    When interacting with patients I try to fit my communication style to the situation, and the patient's needs. I use a style similar to Micro when talking about their disease process or any procedures i am performing, but when I am just talking with them, I am less formal. Like Brownie, I like to use humor to make them feel more comfortable.
    When communicating with physicians and coworkers, I also try to fit my style to the person and situation. I always try to be professional with docs when communicating patient information, but I am also friendly with some of them and can be less formal at times.
  11. by   WashYaHands
    Years ago, before I became a nurse, when I was a new mom, my 2 month old baby developed a temp. It was 2am and I called the nurse advise line. One of the questions that the nurse asked me was, "Is your baby afebrile?" At the time, I had no idea what "afebrile" meant. That was 16 years ago, and the situation stuck with me, which is why I try to match my communication with the level of understanding of the patient. Like Jevans, if I catch myself using medical terms, I try to define that term in laymens language. Micro, on another thread you asked me if I was a teacher. I'm not formally an educator, but part of my personal nursing philosophy is that all nurses are teachers, as we provide patient education on a daily basis.
    Now, communicating with doctors, community leaders, etc. is an entirely different level of communication.
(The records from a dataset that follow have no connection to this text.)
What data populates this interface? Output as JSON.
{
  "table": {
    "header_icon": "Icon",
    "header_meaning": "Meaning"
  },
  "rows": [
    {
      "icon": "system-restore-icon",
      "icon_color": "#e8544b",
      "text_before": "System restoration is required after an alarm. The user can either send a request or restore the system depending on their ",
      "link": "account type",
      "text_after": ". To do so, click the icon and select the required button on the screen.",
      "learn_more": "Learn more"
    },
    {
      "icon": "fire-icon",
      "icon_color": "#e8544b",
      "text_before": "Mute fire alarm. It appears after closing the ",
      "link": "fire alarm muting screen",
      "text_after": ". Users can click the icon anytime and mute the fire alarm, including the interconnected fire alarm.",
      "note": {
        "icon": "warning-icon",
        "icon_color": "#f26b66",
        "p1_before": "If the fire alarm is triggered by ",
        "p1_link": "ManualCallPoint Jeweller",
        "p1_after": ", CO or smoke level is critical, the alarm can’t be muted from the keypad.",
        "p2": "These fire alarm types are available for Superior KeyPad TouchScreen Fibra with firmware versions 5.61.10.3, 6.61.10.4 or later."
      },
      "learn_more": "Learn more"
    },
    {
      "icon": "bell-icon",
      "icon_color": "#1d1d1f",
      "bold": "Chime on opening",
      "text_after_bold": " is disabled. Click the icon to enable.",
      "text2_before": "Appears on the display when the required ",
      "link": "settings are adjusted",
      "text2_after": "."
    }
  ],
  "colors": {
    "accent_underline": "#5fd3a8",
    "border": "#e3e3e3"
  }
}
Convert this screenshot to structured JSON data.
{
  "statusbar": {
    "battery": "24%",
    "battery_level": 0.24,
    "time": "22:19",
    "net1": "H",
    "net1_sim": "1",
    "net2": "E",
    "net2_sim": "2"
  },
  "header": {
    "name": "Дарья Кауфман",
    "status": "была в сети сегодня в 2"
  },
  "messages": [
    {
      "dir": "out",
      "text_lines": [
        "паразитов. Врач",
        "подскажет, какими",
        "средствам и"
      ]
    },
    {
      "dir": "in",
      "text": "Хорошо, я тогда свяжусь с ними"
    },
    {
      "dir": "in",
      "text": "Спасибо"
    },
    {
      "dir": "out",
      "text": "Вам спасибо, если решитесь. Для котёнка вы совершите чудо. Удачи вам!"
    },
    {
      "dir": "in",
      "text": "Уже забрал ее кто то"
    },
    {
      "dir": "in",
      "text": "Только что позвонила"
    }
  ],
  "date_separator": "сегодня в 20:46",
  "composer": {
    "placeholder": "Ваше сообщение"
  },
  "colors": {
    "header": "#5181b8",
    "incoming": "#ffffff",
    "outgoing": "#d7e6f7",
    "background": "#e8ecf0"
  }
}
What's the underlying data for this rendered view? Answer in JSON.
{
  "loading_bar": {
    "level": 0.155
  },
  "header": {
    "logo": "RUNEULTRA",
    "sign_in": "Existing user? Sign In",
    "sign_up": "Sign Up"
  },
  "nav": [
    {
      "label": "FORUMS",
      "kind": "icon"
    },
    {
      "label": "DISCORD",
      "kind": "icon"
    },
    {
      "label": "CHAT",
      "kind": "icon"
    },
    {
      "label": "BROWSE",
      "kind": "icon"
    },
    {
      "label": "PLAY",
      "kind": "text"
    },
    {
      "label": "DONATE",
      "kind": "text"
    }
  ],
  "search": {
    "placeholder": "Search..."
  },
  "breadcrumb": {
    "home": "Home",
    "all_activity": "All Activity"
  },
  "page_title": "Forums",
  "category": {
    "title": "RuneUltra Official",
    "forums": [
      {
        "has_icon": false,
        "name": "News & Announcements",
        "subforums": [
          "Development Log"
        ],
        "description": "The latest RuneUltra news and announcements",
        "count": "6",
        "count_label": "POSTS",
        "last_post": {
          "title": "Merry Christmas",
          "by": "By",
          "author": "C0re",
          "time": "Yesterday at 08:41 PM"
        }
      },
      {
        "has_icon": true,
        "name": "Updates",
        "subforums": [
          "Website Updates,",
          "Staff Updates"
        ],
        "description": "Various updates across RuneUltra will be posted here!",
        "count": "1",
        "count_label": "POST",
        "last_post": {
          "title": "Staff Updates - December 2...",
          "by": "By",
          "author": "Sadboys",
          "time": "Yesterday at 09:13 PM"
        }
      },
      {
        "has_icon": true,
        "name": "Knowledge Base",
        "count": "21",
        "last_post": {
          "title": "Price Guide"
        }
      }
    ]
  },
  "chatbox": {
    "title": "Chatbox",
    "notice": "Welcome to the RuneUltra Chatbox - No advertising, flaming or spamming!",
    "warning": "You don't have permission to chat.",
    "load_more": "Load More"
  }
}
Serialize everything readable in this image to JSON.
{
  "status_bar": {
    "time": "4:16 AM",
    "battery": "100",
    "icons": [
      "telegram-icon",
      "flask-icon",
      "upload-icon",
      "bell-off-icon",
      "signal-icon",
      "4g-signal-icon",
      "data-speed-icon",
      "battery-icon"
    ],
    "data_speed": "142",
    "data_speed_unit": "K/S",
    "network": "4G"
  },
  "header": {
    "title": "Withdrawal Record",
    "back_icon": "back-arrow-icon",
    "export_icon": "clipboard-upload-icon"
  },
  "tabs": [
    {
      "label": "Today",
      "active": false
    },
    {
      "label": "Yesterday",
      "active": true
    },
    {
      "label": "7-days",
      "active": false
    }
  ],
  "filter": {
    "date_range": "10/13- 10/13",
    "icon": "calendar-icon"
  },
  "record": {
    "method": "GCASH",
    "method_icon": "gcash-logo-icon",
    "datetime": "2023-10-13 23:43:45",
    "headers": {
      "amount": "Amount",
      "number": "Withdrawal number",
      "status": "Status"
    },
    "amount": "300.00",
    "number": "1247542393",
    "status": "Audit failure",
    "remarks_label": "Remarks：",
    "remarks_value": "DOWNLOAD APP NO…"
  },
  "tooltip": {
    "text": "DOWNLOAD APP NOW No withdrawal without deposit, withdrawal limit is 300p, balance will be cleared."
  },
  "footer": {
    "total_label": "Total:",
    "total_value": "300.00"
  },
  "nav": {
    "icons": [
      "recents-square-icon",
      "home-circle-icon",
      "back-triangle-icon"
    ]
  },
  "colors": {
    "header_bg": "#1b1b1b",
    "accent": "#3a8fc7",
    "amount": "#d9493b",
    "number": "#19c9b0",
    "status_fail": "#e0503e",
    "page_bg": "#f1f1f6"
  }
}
    Linda
  12. by   MollyMo
    I've had patients tell me that they appreciate how I walk into the room. They say most nurses rush around like a whirlwind, but I'm very laidback and relaxed. I joke with my patients to put them at ease. I sometimes tell them personal stuff if it will help keep them calm. I speak in the simplest terms so there's no misunderstanding especially since most of my patients have very limited English. I accept no rudeness or profanity because I won't give it to them. I'm learning to be more calm with Alzheimer's patients. The ones I've dealt with do well if given a choice instead of being told what to do but I guess that's the same with anybody.
  13. by   micro
    and you could take care of me anytime, if I needed to be on "The other side of the rail"
    well, it is back to work for me today.....put my back on

    I am glad that other people think about this subject. Communication is vital. Such good points made, after my wandering first one.

    ----having your nursing persona
    ----not using medicalese or immediately translating it
    ----doctors, lawyers, instructors, nurses=just people when patients
    ----no disrespect intended, when talking to patients or families, but use simple words.....maybe it is the stress of the situation, or maybe there is a communication barrier, or maybe.....
    ----being open and flexible to the people under your care
    ----sense how the patient would like to be treated, ad, know what you mean, hard to explain, but you can do it
    ----ask what they would like to be called
    ----use of humour when appropriate, something else you just know if you are open to it
    ----eye contact, eye level or below.....
    so much truth in the importance, that you all state.......
    thanks for the tips and sharing......
    we all have much to learn from one another.........

    sorry, all on a roll,
    trying to get my nursing face back on over my cup of coffee,
    this weekend, been a bit selfcentered.......

    hey, I especially like the handshake comment.....

    I am a handshake kind of person with just about all my patients and families.....introduce myself as I extend my hand.....
    great icebreaker and a great connection to communication......
    wasn't taught that in nursing school..........
  14. by   WashYaHands
    Wow, I almost forgot to mention another important part of communication....that is, listening.

    Linda

close